Podcast: Play in new window | Download (Duration: 5:36 — 8.0MB)
Subscribe: Apple Podcasts | Google Podcasts | Spotify | RSS
Welcome back to the tasty morsels of critical care podcast.
There’s not a huge amount of notes on procedural stuff that I accumulated for the exams but I did collect some interesting bits on bronchoscopy, particularly because it was so novel to me as an EM trainee who really had no experience with bronchoscopy prior to starting to my critical care fellowship.
After 2 years of frequent, if not daily use of the bronch, I find it hard to see how I would manage in an ICU without it. Now, when I say bronch I want to be clear that I’m talking about the flexible, disposable pieces of gear. The respiratory people sometimes come and laugh at us when they arrive with their big stacks and multi-thousand euro pieces of kit.
Why might we pull out the bronch in the ICU?
Well I’m not sure there is a clear or authoritative list, but the following would be reasonable
- as an assistance in intubation
- as a guide in percutaneous tracheostomy
- as a therapeutic in mucous plugging
- sudden refractory hypoxia without obvious cause. I often find putting the bronch down quickly answers a lot of questions about tube position and mucous plugging and bleeding a whole lot quicker than waiting for the CXR

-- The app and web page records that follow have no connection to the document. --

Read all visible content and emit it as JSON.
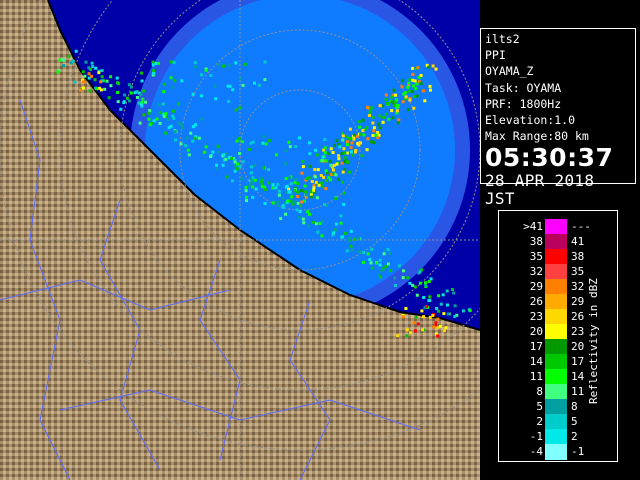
{
  "info": {
    "product": "ilts2",
    "mode": "PPI",
    "radar_id": "OYAMA_Z",
    "task": "Task: OYAMA",
    "prf": "PRF: 1800Hz",
    "elevation": "Elevation:1.0",
    "max_range": "Max Range:80 km",
    "time": "05:30:37",
    "date": "28 APR 2018 JST"
  },
  "legend": {
    "title": "Reflectivity in dBZ",
    "rows": [
      {
        "low": ">41",
        "high": "---",
        "color": "#ff00ff"
      },
      {
        "low": "38",
        "high": "41",
        "color": "#b8005c"
      },
      {
        "low": "35",
        "high": "38",
        "color": "#ff0000"
      },
      {
        "low": "32",
        "high": "35",
        "color": "#ff4040"
      },
      {
        "low": "29",
        "high": "32",
        "color": "#ff8000"
      },
      {
        "low": "26",
        "high": "29",
        "color": "#ffaa00"
      },
      {
        "low": "23",
        "high": "26",
        "color": "#ffd800"
      },
      {
        "low": "20",
        "high": "23",
        "color": "#ffff00"
      },
      {
        "low": "17",
        "high": "20",
        "color": "#009900"
      },
      {
        "low": "14",
        "high": "17",
        "color": "#00c800"
      },
      {
        "low": "11",
        "high": "14",
        "color": "#00ff00"
      },
      {
        "low": "8",
        "high": "11",
        "color": "#40ff80"
      },
      {
        "low": "5",
        "high": "8",
        "color": "#00a0a0"
      },
      {
        "low": "2",
        "high": "5",
        "color": "#00cccc"
      },
      {
        "low": "-1",
        "high": "2",
        "color": "#00e8e8"
      },
      {
        "low": "-4",
        "high": "-1",
        "color": "#80ffff"
      }
    ]
  },
  "map": {
    "sea_color": "#1e63ff",
    "land_color": "#a88f6a",
    "outside_color": "#0000a8",
    "range_ring_color": "#808080"
  }
}
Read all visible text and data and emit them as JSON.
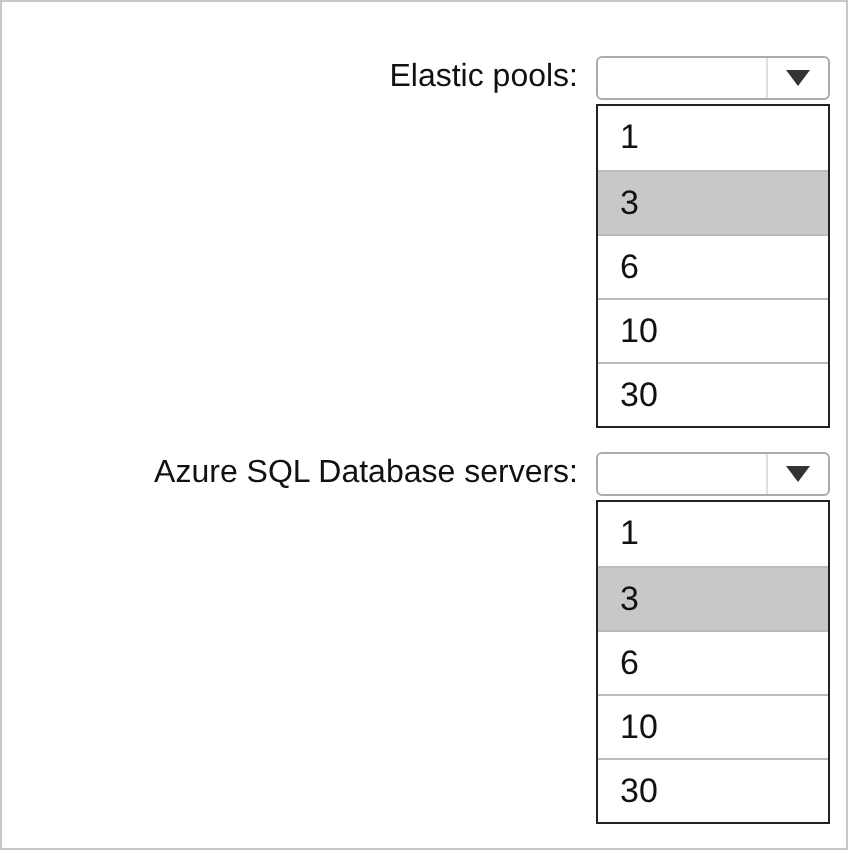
{
  "groups": [
    {
      "label": "Elastic pools:",
      "options": [
        {
          "text": "1",
          "selected": false
        },
        {
          "text": "3",
          "selected": true
        },
        {
          "text": "6",
          "selected": false
        },
        {
          "text": "10",
          "selected": false
        },
        {
          "text": "30",
          "selected": false
        }
      ]
    },
    {
      "label": "Azure SQL Database servers:",
      "options": [
        {
          "text": "1",
          "selected": false
        },
        {
          "text": "3",
          "selected": true
        },
        {
          "text": "6",
          "selected": false
        },
        {
          "text": "10",
          "selected": false
        },
        {
          "text": "30",
          "selected": false
        }
      ]
    }
  ]
}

- BAL. We all love to know what we’re treating and especially in the hospital acquired or immunocompromised, it can be lovely to grow a bug. Though I don’t want to suggest this is particularly data driven.
- Airway bleeding. Finding the bleeding, clearing it, treating it.
In general we will almost always be passing the bronch through some kind of device. I have on occasion post tracheostomy spent some time practicsing getting the bronch through the cords in a sort of a poor man’s fibre optic intubation, and damn if it’s not tricky… Credit should be due to the respiratory guys who do this all the time. All be it with much weller patients and nicer and shiner equipment.
What do we look for then once we’ve passed a bronch into the large airways? We should have a good look at the airways themselves. Is there a lot of suction trauma? Is there bronchomalcia, (esp in the slow trache weans), are there hyphae and mushrooms growing in the airways suggestive of aspergilllus? We often forget to simply look at the walls as we chase down into the lobes to get our sample.
Once it comes to the process of BAL itself then I realise I’m often a little shy and cautious in my installations of saline. When I went and read up on this it turns out typically recommended volumes for installation of saline are more like 100mls rather than the paltry 20-40mls I was using when I first started. A lot of what I (and I suspect many of you) have been doing is perhaps better classified as bronchial washings rather than true bronch alveolar lavage. Also important, once you stick the saline in, to give it a decent amount of time (30-60 secs) before aspirating.
In terms of where we are aiming for, typically aim for the segment that looks worst on imaging. If it’s all awful or nil focal then the RML and the lingula are often recommended.
In some of the reading there was discussion on “wedging” the bronch which is not the infantile practice of pulling someone’s underwear up really high when they’re not suspecting it. Bronchoscopic wedging involves getting the tip of the bronch into a segment far enough where there is partial airway collapse (though not complete) on suction. If it doesn’t collapse at all you’re too proximal, If it collapses completely then you’ll likely not get a good aspirate.
Once you’ve got your samples then the qunadry you face next is what to test it for. This will likely depend on the situation, but you have a variety of options available to you
- routine culture
- cytology, things like eosonophils for daptomycin induced pneumonitis, inclusion bodies for things like CMV/HSV
- galactomannan on a BAL sample apparently more useful for aspergillus than serum
- PJP PCR (very sensitive, not specific) and silver staining is a useful test
- CMV reactivation is another common concern in the critically ill
Bronchs are not without their potential complications and can be summarised as follows
- barotrauma – this may be related to the sudden and extreme pressure changes from being on +ve pressure one moment and attached to wall suction the next. The vent settings itself will also change things as if you really ask the vent to deliver 400mls while the airways are largely occluded with a plastic bronch then expect airway pressures to be very high
- the UTD article was useful on this but you will need access
- LITFL covers it well as expected
- there is a nice simulator but it needs flash and it seems flash has not graduated into the pandemic era so it’s hard to run
- finally there’s a nice and brief anatomy review that is worth reviewing on a regular basis so you actually have some idea where the hell you are in the lungs at any given time.